[Assigned task]:
Return every line below exactly, leaving nothing out.

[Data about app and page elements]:
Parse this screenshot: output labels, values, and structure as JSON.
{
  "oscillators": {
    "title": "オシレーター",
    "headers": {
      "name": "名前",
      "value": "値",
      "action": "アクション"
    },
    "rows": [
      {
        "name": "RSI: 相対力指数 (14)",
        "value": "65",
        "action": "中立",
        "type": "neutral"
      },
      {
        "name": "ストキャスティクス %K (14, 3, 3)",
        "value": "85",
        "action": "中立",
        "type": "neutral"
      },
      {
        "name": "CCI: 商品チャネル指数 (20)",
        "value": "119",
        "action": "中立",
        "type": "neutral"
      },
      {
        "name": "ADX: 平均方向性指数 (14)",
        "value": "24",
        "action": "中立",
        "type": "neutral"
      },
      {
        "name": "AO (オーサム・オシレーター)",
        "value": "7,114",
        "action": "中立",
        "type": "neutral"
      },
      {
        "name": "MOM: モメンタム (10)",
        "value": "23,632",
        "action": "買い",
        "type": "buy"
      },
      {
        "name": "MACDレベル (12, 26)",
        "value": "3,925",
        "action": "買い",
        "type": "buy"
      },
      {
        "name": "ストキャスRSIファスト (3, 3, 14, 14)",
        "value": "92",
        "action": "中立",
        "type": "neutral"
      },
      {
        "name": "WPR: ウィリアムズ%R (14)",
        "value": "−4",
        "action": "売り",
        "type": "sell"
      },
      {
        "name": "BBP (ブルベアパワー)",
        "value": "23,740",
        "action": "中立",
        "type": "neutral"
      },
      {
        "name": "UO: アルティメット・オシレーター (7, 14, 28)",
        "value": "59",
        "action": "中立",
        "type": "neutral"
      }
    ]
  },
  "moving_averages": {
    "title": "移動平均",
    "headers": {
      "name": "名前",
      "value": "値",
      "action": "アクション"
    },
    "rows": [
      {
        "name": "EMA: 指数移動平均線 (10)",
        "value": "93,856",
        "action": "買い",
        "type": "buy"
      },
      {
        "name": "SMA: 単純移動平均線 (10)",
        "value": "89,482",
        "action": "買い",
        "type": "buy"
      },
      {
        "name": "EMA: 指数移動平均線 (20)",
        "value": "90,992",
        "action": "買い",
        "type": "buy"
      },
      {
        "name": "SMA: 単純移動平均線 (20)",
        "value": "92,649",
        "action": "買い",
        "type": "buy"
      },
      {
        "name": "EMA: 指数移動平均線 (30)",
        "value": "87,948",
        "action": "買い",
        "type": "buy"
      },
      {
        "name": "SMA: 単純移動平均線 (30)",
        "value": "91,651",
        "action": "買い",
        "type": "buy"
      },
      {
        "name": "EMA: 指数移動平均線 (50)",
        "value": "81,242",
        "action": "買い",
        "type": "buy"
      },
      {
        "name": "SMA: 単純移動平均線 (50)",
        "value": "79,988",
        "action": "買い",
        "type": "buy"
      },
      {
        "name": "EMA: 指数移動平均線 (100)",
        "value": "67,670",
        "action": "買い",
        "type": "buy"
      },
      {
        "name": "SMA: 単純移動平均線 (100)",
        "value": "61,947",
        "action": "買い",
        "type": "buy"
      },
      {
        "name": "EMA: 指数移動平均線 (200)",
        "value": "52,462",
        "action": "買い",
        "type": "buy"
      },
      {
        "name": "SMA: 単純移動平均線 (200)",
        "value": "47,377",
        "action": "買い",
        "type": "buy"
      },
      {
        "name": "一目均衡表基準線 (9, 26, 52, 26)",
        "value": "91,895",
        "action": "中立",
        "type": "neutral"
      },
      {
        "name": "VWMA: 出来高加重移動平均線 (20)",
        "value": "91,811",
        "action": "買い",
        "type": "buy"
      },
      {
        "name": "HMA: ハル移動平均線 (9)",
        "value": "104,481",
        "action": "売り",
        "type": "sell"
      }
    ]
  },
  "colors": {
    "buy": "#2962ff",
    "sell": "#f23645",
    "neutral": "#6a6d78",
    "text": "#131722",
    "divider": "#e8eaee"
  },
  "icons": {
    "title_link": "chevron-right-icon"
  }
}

[Result]:
Parse this screenshot: output labels, values, and structure as JSON.
{
  "oscillators": {
    "title": "オシレーター",
    "headers": {
      "name": "名前",
      "value": "値",
      "action": "アクション"
    },
    "rows": [
      {
        "name": "RSI: 相対力指数 (14)",
        "value": "65",
        "action": "中立",
        "type": "neutral"
      },
      {
        "name": "ストキャスティクス %K (14, 3, 3)",
        "value": "85",
        "action": "中立",
        "type": "neutral"
      },
      {
        "name": "CCI: 商品チャネル指数 (20)",
        "value": "119",
        "action": "中立",
        "type": "neutral"
      },
      {
        "name": "ADX: 平均方向性指数 (14)",
        "value": "24",
        "action": "中立",
        "type": "neutral"
      },
      {
        "name": "AO (オーサム・オシレーター)",
        "value": "7,114",
        "action": "中立",
        "type": "neutral"
      },
      {
        "name": "MOM: モメンタム (10)",
        "value": "23,632",
        "action": "買い",
        "type": "buy"
      },
      {
        "name": "MACDレベル (12, 26)",
        "value": "3,925",
        "action": "買い",
        "type": "buy"
      },
      {
        "name": "ストキャスRSIファスト (3, 3, 14, 14)",
        "value": "92",
        "action": "中立",
        "type": "neutral"
      },
      {
        "name": "WPR: ウィリアムズ%R (14)",
        "value": "−4",
        "action": "売り",
        "type": "sell"
      },
      {
        "name": "BBP (ブルベアパワー)",
        "value": "23,740",
        "action": "中立",
        "type": "neutral"
      },
      {
        "name": "UO: アルティメット・オシレーター (7, 14, 28)",
        "value": "59",
        "action": "中立",
        "type": "neutral"
      }
    ]
  },
  "moving_averages": {
    "title": "移動平均",
    "headers": {
      "name": "名前",
      "value": "値",
      "action": "アクション"
    },
    "rows": [
      {
        "name": "EMA: 指数移動平均線 (10)",
        "value": "93,856",
        "action": "買い",
        "type": "buy"
      },
      {
        "name": "SMA: 単純移動平均線 (10)",
        "value": "89,482",
        "action": "買い",
        "type": "buy"
      },
      {
        "name": "EMA: 指数移動平均線 (20)",
        "value": "90,992",
        "action": "買い",
        "type": "buy"
      },
      {
        "name": "SMA: 単純移動平均線 (20)",
        "value": "92,649",
        "action": "買い",
        "type": "buy"
      },
      {
        "name": "EMA: 指数移動平均線 (30)",
        "value": "87,948",
        "action": "買い",
        "type": "buy"
      },
      {
        "name": "SMA: 単純移動平均線 (30)",
        "value": "91,651",
        "action": "買い",
        "type": "buy"
      },
      {
        "name": "EMA: 指数移動平均線 (50)",
        "value": "81,242",
        "action": "買い",
        "type": "buy"
      },
      {
        "name": "SMA: 単純移動平均線 (50)",
        "value": "79,988",
        "action": "買い",
        "type": "buy"
      },
      {
        "name": "EMA: 指数移動平均線 (100)",
        "value": "67,670",
        "action": "買い",
        "type": "buy"
      },
      {
        "name": "SMA: 単純移動平均線 (100)",
        "value": "61,947",
        "action": "買い",
        "type": "buy"
      },
      {
        "name": "EMA: 指数移動平均線 (200)",
        "value": "52,462",
        "action": "買い",
        "type": "buy"
      },
      {
        "name": "SMA: 単純移動平均線 (200)",
        "value": "47,377",
        "action": "買い",
        "type": "buy"
      },
      {
        "name": "一目均衡表基準線 (9, 26, 52, 26)",
        "value": "91,895",
        "action": "中立",
        "type": "neutral"
      },
      {
        "name": "VWMA: 出来高加重移動平均線 (20)",
        "value": "91,811",
        "action": "買い",
        "type": "buy"
      },
      {
        "name": "HMA: ハル移動平均線 (9)",
        "value": "104,481",
        "action": "売り",
        "type": "sell"
      }
    ]
  },
  "colors": {
    "buy": "#2962ff",
    "sell": "#f23645",
    "neutral": "#6a6d78",
    "text": "#131722",
    "divider": "#e8eaee"
  },
  "icons": {
    "title_link": "chevron-right-icon"
  }
}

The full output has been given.